Now I have sweets at work, not because I eat them (I hardly ever eat sweets) but because I tend to offer them to people.
Everyday I will make an offering of sweets to both Zeus Meilikhios and to the Agathos Daemons, though I consider them separate rituals.
In the case of the Agathos Daemon here is my ritual.
“Oh Agathos Daemon, hear my prayers. Please guide me and give me the means so that I may do well at work today. Please accept this offering of sweet. May it be worthy of you. Thank you.”
Now when the jar is full I then start the festivity to honor my personal Agathos Daemon. Since I have offered the sweets I cannot myself partake in what has been given (that which is offered cannot be taken back). However it does not mean that others cannot partake in it.
When the jar is nearly full to the brim I usually lift up the jar and pray, “Good Spirit, bringer of bounty and goodness, bringer of health and wealth, today let us share and celebrate your bountiful nature. Today I thank you for granting me the means to honor you oh Guardian Spirit with this much sweets. I pray that you continue to shower blessings on me. Let us celebrate this by spreading the joy around. Thank you.”

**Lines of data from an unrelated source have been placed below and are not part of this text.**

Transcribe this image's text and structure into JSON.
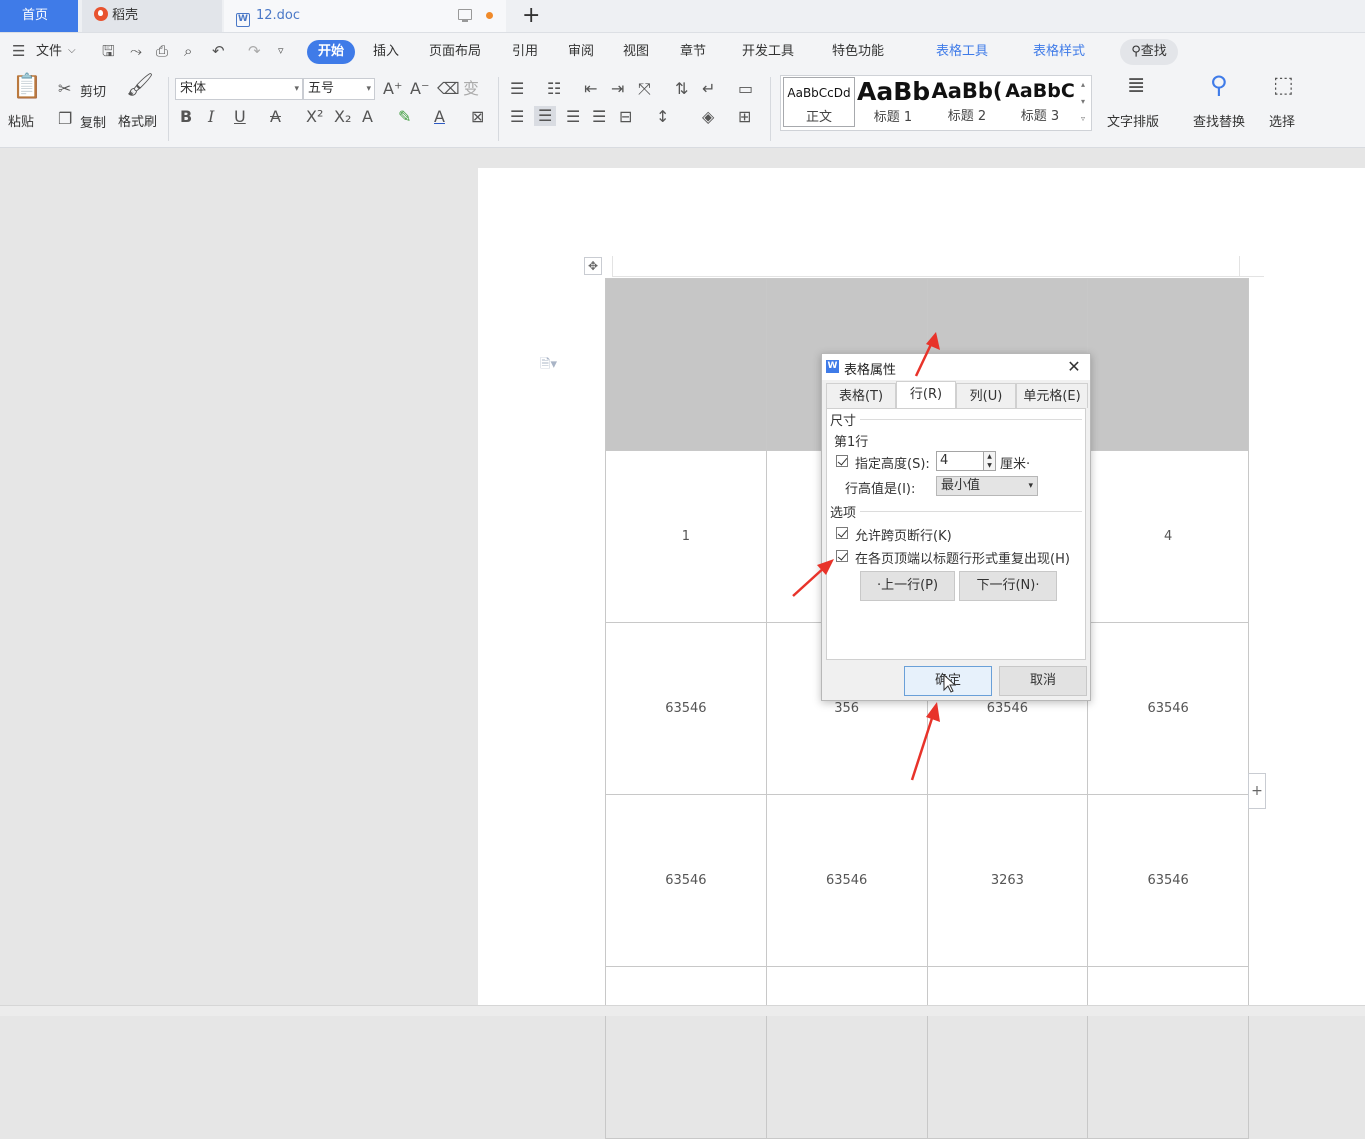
{
  "tabs": {
    "home": "首页",
    "docer": "稻壳",
    "doc": "12.doc",
    "add": "+"
  },
  "menu": {
    "file": "文件",
    "items": [
      "开始",
      "插入",
      "页面布局",
      "引用",
      "审阅",
      "视图",
      "章节",
      "开发工具",
      "特色功能"
    ],
    "context": [
      "表格工具",
      "表格样式"
    ],
    "search": "查找"
  },
  "ribbon": {
    "paste": "粘贴",
    "cut": "剪切",
    "copy": "复制",
    "format_painter": "格式刷",
    "font_name": "宋体",
    "font_size": "五号",
    "styles": [
      {
        "sample": "AaBbCcDd",
        "name": "正文"
      },
      {
        "sample": "AaBb",
        "name": "标题 1"
      },
      {
        "sample": "AaBb(",
        "name": "标题 2"
      },
      {
        "sample": "AaBbC",
        "name": "标题 3"
      }
    ],
    "text_layout": "文字排版",
    "find_replace": "查找替换",
    "select": "选择"
  },
  "table": {
    "rows": [
      [
        "1",
        "",
        "",
        "4"
      ],
      [
        "63546",
        "356",
        "63546",
        "63546"
      ],
      [
        "63546",
        "63546",
        "3263",
        "63546"
      ]
    ]
  },
  "dialog": {
    "title": "表格属性",
    "tabs": [
      "表格(T)",
      "行(R)",
      "列(U)",
      "单元格(E)"
    ],
    "active_tab": "行(R)",
    "size_group": "尺寸",
    "row_label": "第1行",
    "specify_height": "指定高度(S):",
    "height_value": "4",
    "unit": "厘米·",
    "row_height_is": "行高值是(I):",
    "row_height_mode": "最小值",
    "options_group": "选项",
    "allow_break": "允许跨页断行(K)",
    "repeat_header": "在各页顶端以标题行形式重复出现(H)",
    "prev_row": "·上一行(P)",
    "next_row": "下一行(N)·",
    "ok": "确定",
    "cancel": "取消"
  },
  "colors": {
    "accent": "#3f7be8",
    "annotation_arrow": "#e8332a"
  }
}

With this I tip the jar out and offer the sweets to my colleagues on one big plate. I personally discovered that my Agathos Daemon is always delighted by this. He considers this to be a form of celebration as do I.
I do have a similar ritual with Zeus Meilikhios except in the case of Zeus Meilikhios I do divination first.
This is how I honor my personal Agathos Daemon.
I hope the above essay and my personal worship style to the Agathos Daemon will help one in honoring and celebrating this divinity.